kailasfuga upperpockets

Detail showing the 'wind jacket' stow pocket and the bladder pocket behind it.

Mid way down the back is the next pocket which is another stretch stash pocket. I really struggle to reach this while wearing the vest.

At the bottom are the final two pockets, on the outer there is a large stretch pocket, and within this pocket is a large zipped pocket.

kailasfuga lowerpockets

At the lower end on the back you have the zippered pocket within a stretchy stash pocket.

Final features are the mini emergency whistle attached at the front. Last but not least, we have the pole attachments, which give you three different options. You can have folded poles vertically, one each side at the front, the same but at the rear, or folded, both together horizontally along the rear lower edge. Plenty of options for those that use poles.

In use, I have to say that I have been very impressed so far. It fits me very nicely and none of the edges cut in at all. We are all different shapes though. The boa system is brilliant. As already mentioned, it is a little fiddly to clip up initially, and would be more challenging with gloves on in the dark etc, but what isn’t! Once it is on and clipped up though, the boa system is fast, gradual and doesn’t slowly work loose. When running it is simple to locate the dial and tighten further if needed. I didn’t need to look down to find it. 

kailasfuga sideuse

Sometimes I like to loosen my vest on a long ascent and then tighten back up for the descent. The pulling out of the dial, loosens it, but it isn’t gradual, it just lets out all the slack, which generally means I release, push the dial back in and tighten back up to where I want it. It is a minor annoyance, but the dial is so simple and quick to use that is about it really, a minor annoyance.

The bottles have held up fine and the short straw really helps make drinking on the move that little bit easier. 

The pockets are numerous and practical. As I already said, the phone pocket I am not keen on, but I am guessing it works for others. I would stuff my phone down the elasticated pocket on the outside of the bottle pocket. It was tight and secure. The two side pockets I found were quite a stretch for me to reach, though I know I need to work on my shoulder flexibility! For an 8 litre capacity vest, it feels roomy. The pockets are well laid out and really feel like this was designed by people who run a long way. Good work Kailas!

kailasfuga backfloor

Overall, the Fuga Air 2 from Kailas is a really well thought out and executed race vest. It may well have just taken top spot above my inov8 and Salomon vests which are both excellent! A really adaptable vest with some really nice details. Multiple pole attachment options, bottles or bladder, excellent pocket configuration and not forgetting the excellent boa closure system. Light comfortable and practical. On long descents, when tightened up, it barely moves and really feels a part of you. I highly recommend giving the Fuga Air 2 a go if you are in the market for a new vest. 

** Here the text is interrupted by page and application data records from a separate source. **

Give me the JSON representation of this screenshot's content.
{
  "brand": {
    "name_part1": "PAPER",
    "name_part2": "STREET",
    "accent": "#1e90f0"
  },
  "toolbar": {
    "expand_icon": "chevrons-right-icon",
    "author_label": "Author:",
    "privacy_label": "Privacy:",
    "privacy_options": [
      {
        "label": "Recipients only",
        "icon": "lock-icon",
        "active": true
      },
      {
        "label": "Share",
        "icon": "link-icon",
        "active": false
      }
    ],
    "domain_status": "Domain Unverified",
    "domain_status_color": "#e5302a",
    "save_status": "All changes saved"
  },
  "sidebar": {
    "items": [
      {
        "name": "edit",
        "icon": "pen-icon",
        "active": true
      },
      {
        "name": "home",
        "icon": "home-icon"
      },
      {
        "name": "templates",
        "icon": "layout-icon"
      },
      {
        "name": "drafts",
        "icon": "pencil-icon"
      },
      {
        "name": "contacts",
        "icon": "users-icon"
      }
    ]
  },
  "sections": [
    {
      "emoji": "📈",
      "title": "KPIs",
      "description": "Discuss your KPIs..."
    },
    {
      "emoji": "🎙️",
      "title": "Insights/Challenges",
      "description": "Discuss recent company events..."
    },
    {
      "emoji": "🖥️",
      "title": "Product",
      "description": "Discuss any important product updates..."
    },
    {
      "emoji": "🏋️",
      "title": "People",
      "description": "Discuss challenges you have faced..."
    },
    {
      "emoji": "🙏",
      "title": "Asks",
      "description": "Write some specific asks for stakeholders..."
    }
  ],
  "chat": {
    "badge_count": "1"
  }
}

It is priced at £117/140Euros on their website though they have a 15% off offer for your first Kailas purchase. I think this is a good price for an excellent vest which should give you a good few years of service. To purchase Kailas gear, you have to purchase through their site as it is not sold elsewhere.